Instructions for the task: Every line of the records below that has the word "text" should be copied.

The input:
*** Block opens ***

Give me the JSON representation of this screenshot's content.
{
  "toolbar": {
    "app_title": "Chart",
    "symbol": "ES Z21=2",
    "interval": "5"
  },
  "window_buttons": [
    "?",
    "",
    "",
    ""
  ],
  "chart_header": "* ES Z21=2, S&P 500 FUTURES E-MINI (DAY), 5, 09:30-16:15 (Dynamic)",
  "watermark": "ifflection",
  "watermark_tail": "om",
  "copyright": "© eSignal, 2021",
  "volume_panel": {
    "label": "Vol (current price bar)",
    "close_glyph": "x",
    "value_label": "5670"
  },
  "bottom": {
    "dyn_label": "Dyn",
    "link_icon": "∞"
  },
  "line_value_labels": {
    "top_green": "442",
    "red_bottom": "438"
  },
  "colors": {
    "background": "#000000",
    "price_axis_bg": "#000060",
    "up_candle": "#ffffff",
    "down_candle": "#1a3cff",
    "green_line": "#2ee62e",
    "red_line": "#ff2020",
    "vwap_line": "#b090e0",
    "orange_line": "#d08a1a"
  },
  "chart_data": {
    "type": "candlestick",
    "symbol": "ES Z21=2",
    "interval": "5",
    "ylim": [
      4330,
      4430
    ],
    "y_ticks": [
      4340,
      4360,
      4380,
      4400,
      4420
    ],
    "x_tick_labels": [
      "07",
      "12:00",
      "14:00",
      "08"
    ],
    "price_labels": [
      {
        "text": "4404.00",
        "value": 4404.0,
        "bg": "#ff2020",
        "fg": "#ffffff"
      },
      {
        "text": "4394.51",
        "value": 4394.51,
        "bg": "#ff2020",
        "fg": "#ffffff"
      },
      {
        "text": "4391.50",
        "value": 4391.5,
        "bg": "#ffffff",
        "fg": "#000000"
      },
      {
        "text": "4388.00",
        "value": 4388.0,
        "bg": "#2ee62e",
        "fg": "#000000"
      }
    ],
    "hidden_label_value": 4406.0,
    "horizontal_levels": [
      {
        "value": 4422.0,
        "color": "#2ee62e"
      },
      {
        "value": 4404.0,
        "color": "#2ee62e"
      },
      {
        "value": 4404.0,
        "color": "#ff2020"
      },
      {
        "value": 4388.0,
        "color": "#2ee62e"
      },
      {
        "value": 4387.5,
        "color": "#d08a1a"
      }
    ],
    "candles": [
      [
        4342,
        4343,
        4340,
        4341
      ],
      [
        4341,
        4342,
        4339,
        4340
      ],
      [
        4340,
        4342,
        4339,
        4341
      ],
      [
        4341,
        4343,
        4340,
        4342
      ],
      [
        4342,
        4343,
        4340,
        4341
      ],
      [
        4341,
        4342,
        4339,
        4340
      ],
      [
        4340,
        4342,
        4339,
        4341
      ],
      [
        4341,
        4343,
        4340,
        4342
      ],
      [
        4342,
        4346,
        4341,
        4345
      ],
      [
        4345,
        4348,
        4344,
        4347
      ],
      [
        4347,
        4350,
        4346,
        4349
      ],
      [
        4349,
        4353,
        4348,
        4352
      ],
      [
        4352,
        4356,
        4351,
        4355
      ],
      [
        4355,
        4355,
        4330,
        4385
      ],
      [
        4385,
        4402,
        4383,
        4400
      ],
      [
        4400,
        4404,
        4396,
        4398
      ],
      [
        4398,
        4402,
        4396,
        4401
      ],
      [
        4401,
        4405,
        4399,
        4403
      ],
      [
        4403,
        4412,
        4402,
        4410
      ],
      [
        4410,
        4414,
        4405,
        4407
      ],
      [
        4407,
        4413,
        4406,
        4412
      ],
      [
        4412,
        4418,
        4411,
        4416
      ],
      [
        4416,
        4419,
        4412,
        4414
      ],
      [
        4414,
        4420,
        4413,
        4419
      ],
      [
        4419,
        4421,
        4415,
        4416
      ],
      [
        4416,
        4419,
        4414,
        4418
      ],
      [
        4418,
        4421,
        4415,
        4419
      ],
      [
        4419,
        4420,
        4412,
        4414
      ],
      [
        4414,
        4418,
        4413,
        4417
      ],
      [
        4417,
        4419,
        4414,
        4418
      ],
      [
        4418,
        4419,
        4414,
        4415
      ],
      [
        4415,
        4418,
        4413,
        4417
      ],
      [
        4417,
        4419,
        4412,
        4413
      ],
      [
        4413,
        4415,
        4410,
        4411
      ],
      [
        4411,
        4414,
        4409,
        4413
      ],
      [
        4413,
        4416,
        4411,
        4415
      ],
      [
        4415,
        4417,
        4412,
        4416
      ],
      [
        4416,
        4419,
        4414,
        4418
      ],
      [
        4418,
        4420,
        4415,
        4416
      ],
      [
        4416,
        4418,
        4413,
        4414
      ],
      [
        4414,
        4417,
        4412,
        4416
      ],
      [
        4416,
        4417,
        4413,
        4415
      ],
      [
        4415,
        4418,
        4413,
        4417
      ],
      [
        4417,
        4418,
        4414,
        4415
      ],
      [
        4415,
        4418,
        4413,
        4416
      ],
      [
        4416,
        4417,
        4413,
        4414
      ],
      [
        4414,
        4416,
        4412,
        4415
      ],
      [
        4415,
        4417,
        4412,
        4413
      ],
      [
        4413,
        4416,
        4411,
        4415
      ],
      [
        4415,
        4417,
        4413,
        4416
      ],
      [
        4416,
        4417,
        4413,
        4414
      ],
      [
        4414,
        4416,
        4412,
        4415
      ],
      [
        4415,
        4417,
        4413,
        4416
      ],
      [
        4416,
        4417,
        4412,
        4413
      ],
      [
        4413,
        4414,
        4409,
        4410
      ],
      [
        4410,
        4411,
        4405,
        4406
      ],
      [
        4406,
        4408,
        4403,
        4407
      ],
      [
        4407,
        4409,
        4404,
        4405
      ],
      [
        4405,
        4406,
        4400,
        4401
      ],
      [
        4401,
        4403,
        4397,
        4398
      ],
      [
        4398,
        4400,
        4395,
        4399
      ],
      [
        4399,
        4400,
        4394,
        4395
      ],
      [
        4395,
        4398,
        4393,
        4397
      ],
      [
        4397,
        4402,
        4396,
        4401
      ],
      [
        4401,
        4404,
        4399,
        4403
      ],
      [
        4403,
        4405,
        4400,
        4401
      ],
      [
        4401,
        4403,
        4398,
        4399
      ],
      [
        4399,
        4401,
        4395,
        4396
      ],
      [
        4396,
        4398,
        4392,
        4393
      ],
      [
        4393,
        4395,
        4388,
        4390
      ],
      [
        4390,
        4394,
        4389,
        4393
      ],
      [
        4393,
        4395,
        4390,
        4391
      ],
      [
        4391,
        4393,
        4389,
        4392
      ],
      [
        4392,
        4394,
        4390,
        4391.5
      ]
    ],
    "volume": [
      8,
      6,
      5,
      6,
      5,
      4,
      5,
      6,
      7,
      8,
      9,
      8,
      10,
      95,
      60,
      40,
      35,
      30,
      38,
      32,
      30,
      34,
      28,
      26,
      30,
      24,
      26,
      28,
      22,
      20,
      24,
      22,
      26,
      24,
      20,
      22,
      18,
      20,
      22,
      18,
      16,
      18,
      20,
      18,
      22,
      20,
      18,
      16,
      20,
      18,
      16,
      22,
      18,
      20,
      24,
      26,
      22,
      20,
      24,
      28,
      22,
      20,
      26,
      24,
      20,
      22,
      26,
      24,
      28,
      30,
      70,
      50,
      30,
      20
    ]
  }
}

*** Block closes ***

Output of the task:
        "text": "4404.00",
        "text": "4394.51",
        "text": "4391.50",
        "text": "4388.00",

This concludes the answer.